The law is in place to ensure among other things that drugs have sufficient data behind them before being used in a large group of patients, to reduce the risk of serious side effects and/or of ineffective solutions. Critics have called on the FDA to step up its monitoring off off-label advertisements, to curb those that can be misleading to patients.

The issue has come up again in an interesting case currently proceeding in the Southern District of New York. Amarin Pharmaceuticals filed a lawsuit against the FDA in May 2015, stating that the administration’s interpretation of what constitutes “off-label” promotion would prevent the company from sharing truthful information about their fish-oil product with physicians, in a way that could affect patient care.

On August 7, 2015, U.S. District Judge Paul Englemayer issued a preliminary injunction preventing the FDA from interfering with Amarin’s promotion of the product at this time. The decision has many concerned, as it could open the door to other “off-label” promotions that could be very misleading for patients and physicians.

Amarin Fights FDA on Off-Label Restrictions

Amarin’s lawsuit appears to be a pre-emptive strike against possible increased regulation by the FDA. According to Reuters, the administration announced in May 2015 that they were holding a public meeting to address the issue of what pharmaceutical companies can say about off-label drug use, and whether current restrictions violate the right of free speech.

GlaxoSmithKline (GSK), for example, was fined $3 billion in 2012, partly for their activity in promoting drugs like Zofran (anti-nausea medication) for the off-label use of Zofran in pregnant women. The company did not have FDA approval to promote Zofran to pregnant women. The drug was approved only for treating nausea and vomiting related to surgery and cancer treatments. And this is just one example among many.
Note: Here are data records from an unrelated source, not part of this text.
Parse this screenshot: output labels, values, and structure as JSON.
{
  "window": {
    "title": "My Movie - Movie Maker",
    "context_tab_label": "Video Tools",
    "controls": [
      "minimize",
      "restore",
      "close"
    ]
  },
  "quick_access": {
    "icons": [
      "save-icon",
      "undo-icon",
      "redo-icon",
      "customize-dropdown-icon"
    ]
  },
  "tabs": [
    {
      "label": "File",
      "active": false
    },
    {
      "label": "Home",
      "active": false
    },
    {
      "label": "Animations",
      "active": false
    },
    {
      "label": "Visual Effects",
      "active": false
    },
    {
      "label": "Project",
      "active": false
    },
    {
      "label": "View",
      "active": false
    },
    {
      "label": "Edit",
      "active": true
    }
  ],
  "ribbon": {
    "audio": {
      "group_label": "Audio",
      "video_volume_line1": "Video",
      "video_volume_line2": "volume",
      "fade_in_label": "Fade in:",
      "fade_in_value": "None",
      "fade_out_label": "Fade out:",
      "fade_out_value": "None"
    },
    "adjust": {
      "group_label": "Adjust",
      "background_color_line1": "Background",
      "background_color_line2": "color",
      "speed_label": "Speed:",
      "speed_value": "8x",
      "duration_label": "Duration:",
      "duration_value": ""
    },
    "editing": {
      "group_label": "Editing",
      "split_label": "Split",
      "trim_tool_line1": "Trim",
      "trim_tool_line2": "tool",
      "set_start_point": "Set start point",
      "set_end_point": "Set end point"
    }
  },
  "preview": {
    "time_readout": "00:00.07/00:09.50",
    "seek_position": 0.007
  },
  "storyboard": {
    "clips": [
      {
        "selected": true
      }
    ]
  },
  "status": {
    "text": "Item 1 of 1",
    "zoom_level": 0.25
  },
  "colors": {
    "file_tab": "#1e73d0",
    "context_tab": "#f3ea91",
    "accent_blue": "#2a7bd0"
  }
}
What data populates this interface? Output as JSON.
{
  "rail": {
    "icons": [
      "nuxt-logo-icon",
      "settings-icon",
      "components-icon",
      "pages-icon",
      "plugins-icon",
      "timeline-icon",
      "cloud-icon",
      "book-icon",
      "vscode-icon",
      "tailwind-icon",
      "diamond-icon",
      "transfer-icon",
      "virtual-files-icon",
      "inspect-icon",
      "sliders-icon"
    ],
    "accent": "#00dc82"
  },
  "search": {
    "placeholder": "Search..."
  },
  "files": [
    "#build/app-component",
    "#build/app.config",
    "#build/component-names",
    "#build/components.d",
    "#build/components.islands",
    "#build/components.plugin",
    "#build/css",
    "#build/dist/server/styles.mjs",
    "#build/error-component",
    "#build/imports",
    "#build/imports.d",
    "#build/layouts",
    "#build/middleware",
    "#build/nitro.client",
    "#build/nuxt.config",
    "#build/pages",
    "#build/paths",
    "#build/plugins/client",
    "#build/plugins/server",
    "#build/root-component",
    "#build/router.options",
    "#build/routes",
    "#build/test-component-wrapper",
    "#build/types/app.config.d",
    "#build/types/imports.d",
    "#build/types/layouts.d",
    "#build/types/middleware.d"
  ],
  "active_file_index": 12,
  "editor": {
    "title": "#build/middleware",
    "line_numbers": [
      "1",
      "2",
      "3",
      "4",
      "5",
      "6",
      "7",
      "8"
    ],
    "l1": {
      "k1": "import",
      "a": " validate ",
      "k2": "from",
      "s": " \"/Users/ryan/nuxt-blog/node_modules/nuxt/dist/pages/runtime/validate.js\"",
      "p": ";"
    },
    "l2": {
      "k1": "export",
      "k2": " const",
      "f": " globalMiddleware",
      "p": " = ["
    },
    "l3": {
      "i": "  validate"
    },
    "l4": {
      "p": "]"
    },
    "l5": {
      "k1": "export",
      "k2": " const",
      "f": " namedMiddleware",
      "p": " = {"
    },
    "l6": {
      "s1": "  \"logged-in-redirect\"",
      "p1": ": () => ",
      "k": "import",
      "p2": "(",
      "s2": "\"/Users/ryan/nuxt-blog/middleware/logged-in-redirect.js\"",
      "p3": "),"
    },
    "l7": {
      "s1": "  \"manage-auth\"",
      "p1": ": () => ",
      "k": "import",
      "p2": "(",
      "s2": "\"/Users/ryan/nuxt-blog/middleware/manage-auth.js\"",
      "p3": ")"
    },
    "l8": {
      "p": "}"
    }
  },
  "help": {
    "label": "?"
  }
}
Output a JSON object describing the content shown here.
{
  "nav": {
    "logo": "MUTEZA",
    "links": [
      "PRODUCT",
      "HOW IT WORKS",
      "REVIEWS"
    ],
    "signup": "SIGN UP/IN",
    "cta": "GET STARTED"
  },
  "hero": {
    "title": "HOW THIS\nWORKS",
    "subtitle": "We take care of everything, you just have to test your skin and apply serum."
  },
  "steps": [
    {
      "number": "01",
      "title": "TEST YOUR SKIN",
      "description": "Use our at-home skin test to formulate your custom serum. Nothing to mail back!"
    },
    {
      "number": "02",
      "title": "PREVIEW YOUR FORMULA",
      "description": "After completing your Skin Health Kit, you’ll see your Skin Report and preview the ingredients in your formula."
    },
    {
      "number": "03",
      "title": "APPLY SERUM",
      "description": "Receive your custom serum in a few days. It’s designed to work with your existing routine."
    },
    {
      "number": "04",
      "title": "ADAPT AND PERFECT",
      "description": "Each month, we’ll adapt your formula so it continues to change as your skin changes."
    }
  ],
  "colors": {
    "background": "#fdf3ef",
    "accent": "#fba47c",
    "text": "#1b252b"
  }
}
Amarin filed its lawsuit against the FDA in an effort to be allowed to say more about their prescription product “Vascepa,” which was designed to help lower high triglycerides. Amarin want to tell physicians and the public about a study in which the pills had a positive effect on heart disease, but since the FDA hasn’t approved the medication for that use, Amarin so far has been prohibited from doing so.

FDA regulations, Amarin stated, “are unconstitutional under the First Amendment (freedom of speech) or Fifth Amendment (restriction against vague laws)….” They looked to the court for permission to communicate to healthcare professionals the data from their clinical trial on the drug, as well as additional data from peer-reviewed scientific publications on the efficacy of omega-3 fatty acids.

Ruling Threatens to Bring Out the Snake-Oil Salesmen

The FDA is concerned about the judge’s decision in this case, as am I. It may create serious public health risks, subjecting patients and doctors to potentially misleading claims about drugs that could lead to health complications.

Dr. Michael Carome, of the watchdog group Public Citizen, stated in a press release that the decision “represents a major victory for Amarin and the pharmaceutical industry,” but warns that for patient and public health, “this outcome represents a dangerous loss that threatens to return us to the days of the late 19th and early 20th centuries, when snake-oil salesmen touted ‘remedies’ that were too often ineffective—and often dangerous.”